Segment Start: Data provided

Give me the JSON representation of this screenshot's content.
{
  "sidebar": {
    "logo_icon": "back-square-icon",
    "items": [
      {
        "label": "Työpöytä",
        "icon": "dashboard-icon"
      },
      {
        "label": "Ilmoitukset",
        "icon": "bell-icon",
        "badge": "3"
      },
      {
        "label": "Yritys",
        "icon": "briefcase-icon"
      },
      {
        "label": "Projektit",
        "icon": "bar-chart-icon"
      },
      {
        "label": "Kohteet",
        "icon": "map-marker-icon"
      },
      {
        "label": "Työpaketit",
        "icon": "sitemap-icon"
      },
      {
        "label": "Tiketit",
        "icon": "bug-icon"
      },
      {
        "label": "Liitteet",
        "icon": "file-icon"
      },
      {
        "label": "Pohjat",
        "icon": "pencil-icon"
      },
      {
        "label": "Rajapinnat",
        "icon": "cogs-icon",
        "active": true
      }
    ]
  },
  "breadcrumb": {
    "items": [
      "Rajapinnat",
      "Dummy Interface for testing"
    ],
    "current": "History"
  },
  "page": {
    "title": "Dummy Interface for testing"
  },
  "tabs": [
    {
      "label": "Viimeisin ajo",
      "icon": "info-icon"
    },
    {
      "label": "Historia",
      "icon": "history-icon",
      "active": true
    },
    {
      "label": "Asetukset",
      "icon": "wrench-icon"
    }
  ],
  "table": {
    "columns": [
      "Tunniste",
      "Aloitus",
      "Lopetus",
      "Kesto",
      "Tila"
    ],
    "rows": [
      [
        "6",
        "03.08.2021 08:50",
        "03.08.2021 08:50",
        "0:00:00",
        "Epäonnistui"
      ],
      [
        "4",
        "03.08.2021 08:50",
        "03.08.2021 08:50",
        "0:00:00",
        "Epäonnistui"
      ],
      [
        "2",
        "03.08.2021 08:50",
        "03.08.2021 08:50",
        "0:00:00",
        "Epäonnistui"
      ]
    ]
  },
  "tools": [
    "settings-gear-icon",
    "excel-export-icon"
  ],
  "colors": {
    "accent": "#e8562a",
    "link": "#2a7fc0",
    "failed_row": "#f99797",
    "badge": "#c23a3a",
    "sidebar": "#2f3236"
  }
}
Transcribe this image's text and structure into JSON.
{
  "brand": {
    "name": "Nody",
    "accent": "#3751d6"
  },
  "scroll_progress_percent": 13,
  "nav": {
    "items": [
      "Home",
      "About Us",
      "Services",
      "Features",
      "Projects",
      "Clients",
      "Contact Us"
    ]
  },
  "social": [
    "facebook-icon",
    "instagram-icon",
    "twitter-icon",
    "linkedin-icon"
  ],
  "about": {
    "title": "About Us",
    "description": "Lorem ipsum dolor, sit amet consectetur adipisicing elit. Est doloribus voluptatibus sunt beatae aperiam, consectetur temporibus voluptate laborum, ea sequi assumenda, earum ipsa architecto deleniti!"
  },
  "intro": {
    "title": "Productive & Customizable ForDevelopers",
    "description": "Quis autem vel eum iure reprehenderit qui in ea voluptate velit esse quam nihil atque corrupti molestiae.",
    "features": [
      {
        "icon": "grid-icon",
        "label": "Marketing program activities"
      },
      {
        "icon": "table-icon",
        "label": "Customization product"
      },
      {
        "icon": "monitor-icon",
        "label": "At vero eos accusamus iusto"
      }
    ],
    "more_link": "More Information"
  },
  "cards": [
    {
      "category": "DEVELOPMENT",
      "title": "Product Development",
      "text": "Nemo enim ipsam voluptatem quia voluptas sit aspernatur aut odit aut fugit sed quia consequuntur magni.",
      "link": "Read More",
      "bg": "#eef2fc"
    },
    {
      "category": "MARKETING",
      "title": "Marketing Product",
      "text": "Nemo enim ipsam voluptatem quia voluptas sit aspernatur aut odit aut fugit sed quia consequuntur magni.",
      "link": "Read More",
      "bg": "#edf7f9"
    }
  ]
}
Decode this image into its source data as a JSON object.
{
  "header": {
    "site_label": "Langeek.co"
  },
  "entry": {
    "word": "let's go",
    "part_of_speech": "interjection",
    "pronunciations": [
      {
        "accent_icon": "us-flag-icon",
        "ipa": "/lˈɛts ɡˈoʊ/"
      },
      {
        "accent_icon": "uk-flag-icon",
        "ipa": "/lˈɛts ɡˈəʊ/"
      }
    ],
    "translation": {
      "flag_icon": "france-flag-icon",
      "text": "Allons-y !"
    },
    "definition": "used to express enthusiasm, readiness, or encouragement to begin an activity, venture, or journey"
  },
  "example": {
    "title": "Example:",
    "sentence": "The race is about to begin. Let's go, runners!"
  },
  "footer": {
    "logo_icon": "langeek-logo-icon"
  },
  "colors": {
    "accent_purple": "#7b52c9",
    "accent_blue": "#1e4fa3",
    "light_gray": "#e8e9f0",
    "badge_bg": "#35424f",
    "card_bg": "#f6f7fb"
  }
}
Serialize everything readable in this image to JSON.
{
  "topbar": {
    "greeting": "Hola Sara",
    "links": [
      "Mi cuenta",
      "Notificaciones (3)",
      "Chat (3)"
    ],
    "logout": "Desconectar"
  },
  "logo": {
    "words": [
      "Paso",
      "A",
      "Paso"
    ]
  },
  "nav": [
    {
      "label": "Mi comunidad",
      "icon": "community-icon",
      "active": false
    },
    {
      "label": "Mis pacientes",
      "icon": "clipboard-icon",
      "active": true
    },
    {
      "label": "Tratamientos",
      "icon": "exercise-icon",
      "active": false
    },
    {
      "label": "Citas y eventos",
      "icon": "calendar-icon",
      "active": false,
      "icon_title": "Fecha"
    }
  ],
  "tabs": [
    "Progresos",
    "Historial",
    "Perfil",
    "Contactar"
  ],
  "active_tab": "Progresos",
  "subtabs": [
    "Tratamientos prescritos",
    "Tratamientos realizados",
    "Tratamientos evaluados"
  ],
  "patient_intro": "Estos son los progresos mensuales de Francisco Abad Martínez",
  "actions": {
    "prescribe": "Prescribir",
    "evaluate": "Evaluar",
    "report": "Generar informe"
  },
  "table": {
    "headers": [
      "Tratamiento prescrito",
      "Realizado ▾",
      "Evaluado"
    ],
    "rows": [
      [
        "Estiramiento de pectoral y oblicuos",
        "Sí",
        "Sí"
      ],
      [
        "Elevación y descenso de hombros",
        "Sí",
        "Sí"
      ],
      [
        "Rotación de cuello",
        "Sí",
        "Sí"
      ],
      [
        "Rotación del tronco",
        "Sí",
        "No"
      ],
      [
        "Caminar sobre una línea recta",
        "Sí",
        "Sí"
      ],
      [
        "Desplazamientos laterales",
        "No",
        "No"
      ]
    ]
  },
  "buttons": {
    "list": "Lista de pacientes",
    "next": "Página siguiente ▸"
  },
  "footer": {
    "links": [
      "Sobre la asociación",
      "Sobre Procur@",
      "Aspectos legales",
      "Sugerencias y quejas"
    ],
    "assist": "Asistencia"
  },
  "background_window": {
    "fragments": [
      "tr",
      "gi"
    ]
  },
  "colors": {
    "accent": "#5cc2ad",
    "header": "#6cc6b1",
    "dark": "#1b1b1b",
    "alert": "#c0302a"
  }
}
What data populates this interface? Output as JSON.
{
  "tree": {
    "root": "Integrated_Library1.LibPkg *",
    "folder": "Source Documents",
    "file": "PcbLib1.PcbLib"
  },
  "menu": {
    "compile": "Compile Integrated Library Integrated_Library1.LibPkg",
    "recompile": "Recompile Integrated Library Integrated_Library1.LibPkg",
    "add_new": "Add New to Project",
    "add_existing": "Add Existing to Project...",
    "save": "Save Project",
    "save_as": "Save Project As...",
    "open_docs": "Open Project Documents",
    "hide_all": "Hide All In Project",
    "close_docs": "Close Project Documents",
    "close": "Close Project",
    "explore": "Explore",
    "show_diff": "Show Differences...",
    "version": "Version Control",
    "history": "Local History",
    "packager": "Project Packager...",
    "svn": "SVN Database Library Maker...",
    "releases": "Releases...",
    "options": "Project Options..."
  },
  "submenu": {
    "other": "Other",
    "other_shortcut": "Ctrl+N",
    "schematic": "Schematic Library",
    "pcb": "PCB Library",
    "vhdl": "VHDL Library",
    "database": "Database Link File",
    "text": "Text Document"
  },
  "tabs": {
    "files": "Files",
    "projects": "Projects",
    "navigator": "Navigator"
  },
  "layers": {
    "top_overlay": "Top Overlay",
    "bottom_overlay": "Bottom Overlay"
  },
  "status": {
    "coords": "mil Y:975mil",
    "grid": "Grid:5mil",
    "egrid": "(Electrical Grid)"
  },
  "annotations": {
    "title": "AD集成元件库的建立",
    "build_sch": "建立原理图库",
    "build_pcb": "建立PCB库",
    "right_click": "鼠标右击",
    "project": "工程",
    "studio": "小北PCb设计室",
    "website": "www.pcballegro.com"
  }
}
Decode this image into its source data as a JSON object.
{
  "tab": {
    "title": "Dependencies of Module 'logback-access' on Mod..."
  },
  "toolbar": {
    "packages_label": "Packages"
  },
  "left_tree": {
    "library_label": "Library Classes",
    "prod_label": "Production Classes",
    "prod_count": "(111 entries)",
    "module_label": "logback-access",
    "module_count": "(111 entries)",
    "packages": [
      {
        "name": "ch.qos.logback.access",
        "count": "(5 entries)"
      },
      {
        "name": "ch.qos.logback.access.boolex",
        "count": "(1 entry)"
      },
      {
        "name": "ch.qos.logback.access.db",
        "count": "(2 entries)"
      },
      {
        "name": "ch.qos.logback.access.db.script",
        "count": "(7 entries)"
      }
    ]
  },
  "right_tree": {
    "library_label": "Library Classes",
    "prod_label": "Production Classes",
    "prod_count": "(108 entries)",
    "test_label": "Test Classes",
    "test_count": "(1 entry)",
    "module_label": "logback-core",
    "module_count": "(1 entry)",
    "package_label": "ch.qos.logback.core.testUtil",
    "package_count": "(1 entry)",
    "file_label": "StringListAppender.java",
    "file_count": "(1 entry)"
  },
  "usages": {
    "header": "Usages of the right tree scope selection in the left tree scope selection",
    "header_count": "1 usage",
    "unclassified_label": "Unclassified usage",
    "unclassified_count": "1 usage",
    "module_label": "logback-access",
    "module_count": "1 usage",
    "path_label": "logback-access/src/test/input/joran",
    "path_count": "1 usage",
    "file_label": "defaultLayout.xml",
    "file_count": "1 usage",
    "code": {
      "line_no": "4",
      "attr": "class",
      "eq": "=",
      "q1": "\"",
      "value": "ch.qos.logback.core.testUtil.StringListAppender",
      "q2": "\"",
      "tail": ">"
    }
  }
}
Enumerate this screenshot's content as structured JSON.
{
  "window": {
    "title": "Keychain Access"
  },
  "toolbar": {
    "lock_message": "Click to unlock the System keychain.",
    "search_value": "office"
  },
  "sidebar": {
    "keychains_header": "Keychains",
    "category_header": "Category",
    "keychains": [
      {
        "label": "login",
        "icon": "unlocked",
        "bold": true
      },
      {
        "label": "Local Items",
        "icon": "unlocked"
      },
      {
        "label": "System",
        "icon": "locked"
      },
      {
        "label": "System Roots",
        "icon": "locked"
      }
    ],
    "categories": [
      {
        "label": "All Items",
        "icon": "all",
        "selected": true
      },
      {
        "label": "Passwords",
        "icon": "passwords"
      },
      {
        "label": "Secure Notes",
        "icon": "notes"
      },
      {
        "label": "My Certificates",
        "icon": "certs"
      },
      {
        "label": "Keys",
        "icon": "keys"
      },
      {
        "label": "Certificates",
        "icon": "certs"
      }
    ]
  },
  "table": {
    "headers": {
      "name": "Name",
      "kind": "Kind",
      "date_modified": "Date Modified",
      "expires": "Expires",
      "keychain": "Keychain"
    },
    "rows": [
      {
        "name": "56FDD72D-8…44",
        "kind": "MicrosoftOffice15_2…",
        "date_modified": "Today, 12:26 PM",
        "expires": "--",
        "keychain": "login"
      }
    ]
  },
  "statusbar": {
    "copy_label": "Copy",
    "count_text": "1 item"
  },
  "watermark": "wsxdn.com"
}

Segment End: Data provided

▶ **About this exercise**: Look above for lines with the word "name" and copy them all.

▶ **Task answer**:
    "name": "Nody",
        "name": "ch.qos.logback.access",
        "name": "ch.qos.logback.access.boolex",
        "name": "ch.qos.logback.access.db",
        "name": "ch.qos.logback.access.db.script",
      "name": "Name",
        "name": "56FDD72D-8…44",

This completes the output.